Instructions for the task>
The data below has to be returned exactly, down to the last character.

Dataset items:
■ ■ ■ ■ ■

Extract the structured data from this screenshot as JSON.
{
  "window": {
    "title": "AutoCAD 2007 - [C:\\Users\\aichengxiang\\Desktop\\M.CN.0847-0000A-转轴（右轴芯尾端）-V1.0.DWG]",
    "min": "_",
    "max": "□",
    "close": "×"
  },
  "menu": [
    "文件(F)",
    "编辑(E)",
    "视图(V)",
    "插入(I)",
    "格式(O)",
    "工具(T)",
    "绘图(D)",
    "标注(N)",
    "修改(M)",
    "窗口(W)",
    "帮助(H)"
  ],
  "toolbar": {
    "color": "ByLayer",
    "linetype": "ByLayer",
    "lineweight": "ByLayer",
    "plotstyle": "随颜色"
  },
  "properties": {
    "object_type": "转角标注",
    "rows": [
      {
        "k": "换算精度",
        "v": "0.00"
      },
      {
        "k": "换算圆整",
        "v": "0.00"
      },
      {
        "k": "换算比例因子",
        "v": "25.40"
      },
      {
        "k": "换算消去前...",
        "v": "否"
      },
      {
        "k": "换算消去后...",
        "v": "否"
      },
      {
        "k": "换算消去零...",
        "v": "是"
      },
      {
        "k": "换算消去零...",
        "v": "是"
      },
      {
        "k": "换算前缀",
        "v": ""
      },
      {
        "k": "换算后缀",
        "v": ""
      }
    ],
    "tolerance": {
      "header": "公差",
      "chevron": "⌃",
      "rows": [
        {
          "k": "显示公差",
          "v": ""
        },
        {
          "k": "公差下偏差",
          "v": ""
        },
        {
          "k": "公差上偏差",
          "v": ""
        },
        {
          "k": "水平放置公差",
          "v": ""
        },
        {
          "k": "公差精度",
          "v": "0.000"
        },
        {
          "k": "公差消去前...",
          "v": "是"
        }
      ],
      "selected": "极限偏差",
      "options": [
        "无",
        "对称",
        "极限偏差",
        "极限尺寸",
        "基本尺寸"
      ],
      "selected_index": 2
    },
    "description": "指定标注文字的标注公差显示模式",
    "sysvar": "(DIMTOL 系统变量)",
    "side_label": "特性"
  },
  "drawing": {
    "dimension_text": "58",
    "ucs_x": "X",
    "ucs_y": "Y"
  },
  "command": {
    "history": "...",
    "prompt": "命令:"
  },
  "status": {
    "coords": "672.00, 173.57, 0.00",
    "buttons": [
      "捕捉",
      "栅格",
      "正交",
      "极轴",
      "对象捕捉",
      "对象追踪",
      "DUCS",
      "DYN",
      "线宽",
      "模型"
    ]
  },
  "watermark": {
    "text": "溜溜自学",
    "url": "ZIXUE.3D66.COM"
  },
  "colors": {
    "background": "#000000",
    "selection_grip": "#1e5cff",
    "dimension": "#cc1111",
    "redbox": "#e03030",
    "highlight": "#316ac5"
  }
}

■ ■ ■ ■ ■

Task answer>
Extract the structured data from this screenshot as JSON.
{
  "window": {
    "title": "AutoCAD 2007 - [C:\\Users\\aichengxiang\\Desktop\\M.CN.0847-0000A-转轴（右轴芯尾端）-V1.0.DWG]",
    "min": "_",
    "max": "□",
    "close": "×"
  },
  "menu": [
    "文件(F)",
    "编辑(E)",
    "视图(V)",
    "插入(I)",
    "格式(O)",
    "工具(T)",
    "绘图(D)",
    "标注(N)",
    "修改(M)",
    "窗口(W)",
    "帮助(H)"
  ],
  "toolbar": {
    "color": "ByLayer",
    "linetype": "ByLayer",
    "lineweight": "ByLayer",
    "plotstyle": "随颜色"
  },
  "properties": {
    "object_type": "转角标注",
    "rows": [
      {
        "k": "换算精度",
        "v": "0.00"
      },
      {
        "k": "换算圆整",
        "v": "0.00"
      },
      {
        "k": "换算比例因子",
        "v": "25.40"
      },
      {
        "k": "换算消去前...",
        "v": "否"
      },
      {
        "k": "换算消去后...",
        "v": "否"
      },
      {
        "k": "换算消去零...",
        "v": "是"
      },
      {
        "k": "换算消去零...",
        "v": "是"
      },
      {
        "k": "换算前缀",
        "v": ""
      },
      {
        "k": "换算后缀",
        "v": ""
      }
    ],
    "tolerance": {
      "header": "公差",
      "chevron": "⌃",
      "rows": [
        {
          "k": "显示公差",
          "v": ""
        },
        {
          "k": "公差下偏差",
          "v": ""
        },
        {
          "k": "公差上偏差",
          "v": ""
        },
        {
          "k": "水平放置公差",
          "v": ""
        },
        {
          "k": "公差精度",
          "v": "0.000"
        },
        {
          "k": "公差消去前...",
          "v": "是"
        }
      ],
      "selected": "极限偏差",
      "options": [
        "无",
        "对称",
        "极限偏差",
        "极限尺寸",
        "基本尺寸"
      ],
      "selected_index": 2
    },
    "description": "指定标注文字的标注公差显示模式",
    "sysvar": "(DIMTOL 系统变量)",
    "side_label": "特性"
  },
  "drawing": {
    "dimension_text": "58",
    "ucs_x": "X",
    "ucs_y": "Y"
  },
  "command": {
    "history": "...",
    "prompt": "命令:"
  },
  "status": {
    "coords": "672.00, 173.57, 0.00",
    "buttons": [
      "捕捉",
      "栅格",
      "正交",
      "极轴",
      "对象捕捉",
      "对象追踪",
      "DUCS",
      "DYN",
      "线宽",
      "模型"
    ]
  },
  "watermark": {
    "text": "溜溜自学",
    "url": "ZIXUE.3D66.COM"
  },
  "colors": {
    "background": "#000000",
    "selection_grip": "#1e5cff",
    "dimension": "#cc1111",
    "redbox": "#e03030",
    "highlight": "#316ac5"
  }
}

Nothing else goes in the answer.